→ **TASK TO COMPLETE**
The entries follow. Copy every line in which "CentralCharts" appears.

→ **ENTRIES SHOWN**
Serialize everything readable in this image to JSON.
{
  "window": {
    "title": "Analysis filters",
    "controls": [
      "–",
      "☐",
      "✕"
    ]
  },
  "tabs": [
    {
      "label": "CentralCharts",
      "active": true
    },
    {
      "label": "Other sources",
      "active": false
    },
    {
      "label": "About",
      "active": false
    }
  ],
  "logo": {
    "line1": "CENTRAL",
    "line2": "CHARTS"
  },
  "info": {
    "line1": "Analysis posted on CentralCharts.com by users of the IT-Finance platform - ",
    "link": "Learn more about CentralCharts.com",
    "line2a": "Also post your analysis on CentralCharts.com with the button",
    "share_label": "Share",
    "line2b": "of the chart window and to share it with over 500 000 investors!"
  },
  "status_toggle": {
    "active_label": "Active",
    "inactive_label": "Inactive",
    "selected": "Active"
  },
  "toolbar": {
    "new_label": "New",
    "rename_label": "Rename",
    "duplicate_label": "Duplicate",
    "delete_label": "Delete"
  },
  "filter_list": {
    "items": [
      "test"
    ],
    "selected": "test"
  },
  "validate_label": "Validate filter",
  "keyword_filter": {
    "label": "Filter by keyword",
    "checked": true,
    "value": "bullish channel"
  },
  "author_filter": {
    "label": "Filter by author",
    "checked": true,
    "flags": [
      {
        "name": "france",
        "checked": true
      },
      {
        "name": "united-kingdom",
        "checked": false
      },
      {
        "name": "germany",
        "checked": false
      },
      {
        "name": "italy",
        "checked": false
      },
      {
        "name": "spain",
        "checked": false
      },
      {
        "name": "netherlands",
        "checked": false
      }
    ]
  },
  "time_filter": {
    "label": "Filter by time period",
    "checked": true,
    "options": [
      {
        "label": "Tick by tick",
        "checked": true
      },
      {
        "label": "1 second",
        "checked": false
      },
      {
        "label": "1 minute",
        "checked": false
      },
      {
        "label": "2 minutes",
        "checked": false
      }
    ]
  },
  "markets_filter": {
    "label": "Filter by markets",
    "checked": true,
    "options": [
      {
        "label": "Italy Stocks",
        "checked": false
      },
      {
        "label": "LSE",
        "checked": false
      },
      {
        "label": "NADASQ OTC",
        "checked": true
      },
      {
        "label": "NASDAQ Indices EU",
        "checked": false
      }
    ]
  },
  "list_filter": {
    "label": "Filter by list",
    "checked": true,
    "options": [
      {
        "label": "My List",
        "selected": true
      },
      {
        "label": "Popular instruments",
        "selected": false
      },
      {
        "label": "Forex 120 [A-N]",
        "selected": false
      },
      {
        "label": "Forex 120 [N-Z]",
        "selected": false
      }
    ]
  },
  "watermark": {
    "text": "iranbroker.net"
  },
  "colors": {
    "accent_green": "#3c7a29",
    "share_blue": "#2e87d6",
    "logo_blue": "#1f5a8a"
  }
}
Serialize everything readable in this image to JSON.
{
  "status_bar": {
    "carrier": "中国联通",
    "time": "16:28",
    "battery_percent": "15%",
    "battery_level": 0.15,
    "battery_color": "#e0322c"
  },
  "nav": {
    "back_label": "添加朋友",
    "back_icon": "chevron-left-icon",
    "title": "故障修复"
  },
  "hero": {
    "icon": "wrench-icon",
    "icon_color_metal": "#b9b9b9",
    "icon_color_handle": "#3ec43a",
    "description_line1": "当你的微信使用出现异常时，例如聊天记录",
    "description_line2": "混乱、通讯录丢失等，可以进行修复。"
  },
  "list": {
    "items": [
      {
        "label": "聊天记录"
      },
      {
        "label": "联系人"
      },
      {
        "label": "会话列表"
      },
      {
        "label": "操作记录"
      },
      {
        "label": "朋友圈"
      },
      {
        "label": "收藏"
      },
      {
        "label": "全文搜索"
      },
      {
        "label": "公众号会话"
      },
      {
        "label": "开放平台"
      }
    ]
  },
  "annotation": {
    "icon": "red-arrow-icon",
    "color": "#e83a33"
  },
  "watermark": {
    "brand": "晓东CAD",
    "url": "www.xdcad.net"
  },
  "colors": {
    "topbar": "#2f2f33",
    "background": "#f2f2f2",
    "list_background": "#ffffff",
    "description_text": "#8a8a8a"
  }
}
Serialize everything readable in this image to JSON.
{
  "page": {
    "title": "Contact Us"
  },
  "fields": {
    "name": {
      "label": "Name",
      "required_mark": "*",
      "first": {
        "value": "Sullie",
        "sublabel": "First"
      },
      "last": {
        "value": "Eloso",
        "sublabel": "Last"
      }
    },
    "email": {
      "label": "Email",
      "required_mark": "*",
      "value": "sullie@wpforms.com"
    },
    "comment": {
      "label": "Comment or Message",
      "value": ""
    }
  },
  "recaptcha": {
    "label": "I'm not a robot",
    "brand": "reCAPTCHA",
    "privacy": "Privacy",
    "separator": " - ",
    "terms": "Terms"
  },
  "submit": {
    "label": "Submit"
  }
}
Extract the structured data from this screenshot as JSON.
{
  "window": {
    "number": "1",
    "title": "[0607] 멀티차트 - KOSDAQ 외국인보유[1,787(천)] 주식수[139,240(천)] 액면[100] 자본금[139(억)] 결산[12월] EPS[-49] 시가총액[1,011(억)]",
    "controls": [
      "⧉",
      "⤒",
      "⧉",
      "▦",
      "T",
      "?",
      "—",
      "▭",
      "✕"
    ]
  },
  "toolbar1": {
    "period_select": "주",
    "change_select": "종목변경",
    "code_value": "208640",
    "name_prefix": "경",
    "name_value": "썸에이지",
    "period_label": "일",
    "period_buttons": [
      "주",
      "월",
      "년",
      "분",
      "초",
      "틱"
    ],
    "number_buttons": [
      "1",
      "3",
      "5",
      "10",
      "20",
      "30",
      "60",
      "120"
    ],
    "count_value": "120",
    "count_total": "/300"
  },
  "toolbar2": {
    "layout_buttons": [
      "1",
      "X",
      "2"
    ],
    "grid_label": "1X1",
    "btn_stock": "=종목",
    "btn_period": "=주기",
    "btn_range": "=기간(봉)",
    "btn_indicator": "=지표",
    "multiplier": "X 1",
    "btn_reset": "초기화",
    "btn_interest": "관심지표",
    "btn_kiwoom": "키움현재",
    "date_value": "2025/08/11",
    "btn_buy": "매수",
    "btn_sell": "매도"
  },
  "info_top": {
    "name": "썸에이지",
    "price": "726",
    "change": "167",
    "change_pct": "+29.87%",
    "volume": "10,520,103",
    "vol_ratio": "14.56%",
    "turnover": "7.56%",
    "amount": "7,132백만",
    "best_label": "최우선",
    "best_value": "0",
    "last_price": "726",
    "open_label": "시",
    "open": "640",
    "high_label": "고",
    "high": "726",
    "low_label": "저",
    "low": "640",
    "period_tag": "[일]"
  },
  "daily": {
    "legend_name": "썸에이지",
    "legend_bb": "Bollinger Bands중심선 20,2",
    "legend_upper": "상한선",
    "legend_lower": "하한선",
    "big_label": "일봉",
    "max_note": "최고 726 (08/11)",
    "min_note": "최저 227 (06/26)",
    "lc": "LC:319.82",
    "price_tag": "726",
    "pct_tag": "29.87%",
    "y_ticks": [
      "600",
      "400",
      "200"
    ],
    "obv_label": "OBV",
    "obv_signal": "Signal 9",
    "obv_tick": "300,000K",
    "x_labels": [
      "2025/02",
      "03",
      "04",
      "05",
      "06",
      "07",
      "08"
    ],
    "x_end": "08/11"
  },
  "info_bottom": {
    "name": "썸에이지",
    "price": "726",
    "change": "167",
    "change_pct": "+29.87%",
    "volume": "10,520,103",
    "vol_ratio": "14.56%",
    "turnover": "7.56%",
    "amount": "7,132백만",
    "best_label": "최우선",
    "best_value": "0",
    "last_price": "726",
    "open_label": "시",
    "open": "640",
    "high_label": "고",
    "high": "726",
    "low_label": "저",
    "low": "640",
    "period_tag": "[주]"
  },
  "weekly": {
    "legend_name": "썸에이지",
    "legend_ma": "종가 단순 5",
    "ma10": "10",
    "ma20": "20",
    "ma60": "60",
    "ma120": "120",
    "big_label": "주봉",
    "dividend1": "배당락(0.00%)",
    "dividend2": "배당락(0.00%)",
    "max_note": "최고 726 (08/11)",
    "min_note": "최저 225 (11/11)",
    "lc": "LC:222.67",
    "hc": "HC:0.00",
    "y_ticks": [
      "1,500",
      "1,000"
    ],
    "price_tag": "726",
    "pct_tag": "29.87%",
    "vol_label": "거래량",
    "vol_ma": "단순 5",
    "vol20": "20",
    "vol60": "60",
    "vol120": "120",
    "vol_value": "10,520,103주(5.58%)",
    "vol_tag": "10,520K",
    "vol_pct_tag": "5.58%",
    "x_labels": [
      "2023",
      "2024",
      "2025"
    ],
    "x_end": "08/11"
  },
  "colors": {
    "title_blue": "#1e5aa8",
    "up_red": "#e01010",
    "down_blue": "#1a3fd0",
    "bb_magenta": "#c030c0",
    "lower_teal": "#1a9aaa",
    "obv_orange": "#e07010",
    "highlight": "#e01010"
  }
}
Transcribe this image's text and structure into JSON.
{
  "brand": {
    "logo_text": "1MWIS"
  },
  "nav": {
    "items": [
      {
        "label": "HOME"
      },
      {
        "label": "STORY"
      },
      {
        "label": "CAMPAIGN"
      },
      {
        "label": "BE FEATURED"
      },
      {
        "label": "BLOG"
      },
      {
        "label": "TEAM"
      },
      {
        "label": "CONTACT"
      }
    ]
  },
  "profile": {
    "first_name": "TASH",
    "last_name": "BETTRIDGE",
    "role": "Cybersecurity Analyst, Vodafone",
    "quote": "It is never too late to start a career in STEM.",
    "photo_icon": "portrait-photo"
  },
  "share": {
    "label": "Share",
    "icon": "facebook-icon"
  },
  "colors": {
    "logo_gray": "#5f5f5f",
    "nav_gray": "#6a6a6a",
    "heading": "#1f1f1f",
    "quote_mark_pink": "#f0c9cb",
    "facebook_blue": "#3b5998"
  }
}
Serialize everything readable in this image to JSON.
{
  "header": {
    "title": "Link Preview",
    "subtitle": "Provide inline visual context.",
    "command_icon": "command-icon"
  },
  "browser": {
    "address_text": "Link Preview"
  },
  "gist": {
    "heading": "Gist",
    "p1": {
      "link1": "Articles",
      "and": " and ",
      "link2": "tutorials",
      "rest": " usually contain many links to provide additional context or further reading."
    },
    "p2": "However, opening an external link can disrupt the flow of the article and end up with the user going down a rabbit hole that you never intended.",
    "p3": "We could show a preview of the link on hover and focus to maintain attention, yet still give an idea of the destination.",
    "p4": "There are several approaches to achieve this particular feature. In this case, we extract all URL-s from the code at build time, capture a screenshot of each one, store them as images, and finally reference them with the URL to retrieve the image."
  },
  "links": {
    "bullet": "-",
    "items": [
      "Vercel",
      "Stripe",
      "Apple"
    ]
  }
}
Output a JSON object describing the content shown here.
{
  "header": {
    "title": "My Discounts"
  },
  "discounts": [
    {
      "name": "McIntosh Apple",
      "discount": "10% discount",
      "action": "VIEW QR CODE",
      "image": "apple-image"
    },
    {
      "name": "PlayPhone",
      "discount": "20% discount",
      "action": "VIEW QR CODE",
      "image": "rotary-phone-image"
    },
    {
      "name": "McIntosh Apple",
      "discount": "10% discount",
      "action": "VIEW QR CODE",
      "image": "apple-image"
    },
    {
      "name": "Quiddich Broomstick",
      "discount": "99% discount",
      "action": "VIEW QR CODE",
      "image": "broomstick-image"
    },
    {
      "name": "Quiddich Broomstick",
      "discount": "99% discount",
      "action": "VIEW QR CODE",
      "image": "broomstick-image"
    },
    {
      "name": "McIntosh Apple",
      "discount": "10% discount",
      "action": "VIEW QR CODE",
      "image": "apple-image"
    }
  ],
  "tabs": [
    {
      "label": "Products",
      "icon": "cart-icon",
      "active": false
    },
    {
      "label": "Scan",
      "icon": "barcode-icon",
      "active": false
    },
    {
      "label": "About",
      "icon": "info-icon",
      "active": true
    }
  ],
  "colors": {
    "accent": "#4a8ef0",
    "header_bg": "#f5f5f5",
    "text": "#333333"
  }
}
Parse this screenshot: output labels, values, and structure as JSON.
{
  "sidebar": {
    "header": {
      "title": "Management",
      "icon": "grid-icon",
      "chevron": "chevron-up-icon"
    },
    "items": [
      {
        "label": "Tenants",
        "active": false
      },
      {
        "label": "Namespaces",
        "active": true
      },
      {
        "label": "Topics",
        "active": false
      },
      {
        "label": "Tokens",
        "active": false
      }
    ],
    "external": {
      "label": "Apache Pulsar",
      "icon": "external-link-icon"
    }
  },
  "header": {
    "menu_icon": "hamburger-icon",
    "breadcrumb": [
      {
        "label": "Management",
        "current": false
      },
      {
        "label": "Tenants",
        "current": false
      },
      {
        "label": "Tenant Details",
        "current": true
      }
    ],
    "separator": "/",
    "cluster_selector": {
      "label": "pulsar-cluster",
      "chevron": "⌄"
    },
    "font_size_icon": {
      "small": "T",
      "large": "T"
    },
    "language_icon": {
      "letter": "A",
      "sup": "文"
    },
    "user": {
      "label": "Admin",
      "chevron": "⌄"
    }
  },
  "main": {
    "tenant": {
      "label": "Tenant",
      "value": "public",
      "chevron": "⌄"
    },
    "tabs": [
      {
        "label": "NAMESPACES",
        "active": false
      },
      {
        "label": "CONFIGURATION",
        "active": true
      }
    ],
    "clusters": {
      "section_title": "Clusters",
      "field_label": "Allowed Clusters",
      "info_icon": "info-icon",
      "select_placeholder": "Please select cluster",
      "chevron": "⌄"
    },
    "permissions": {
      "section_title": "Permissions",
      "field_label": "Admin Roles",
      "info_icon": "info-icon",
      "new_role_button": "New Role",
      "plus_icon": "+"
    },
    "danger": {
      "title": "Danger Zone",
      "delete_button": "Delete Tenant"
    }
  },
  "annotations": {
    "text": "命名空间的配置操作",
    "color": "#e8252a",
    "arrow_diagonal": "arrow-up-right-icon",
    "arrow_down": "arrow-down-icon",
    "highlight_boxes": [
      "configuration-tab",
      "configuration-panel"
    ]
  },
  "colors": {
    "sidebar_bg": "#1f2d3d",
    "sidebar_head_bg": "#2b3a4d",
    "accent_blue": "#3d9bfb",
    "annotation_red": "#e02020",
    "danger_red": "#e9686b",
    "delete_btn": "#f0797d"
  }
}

→ **ANSWER BOX**
      "label": "CentralCharts",
    "line1": "Analysis posted on CentralCharts.com by users of the IT-Finance platform - ",
    "link": "Learn more about CentralCharts.com",
    "line2a": "Also post your analysis on CentralCharts.com with the button",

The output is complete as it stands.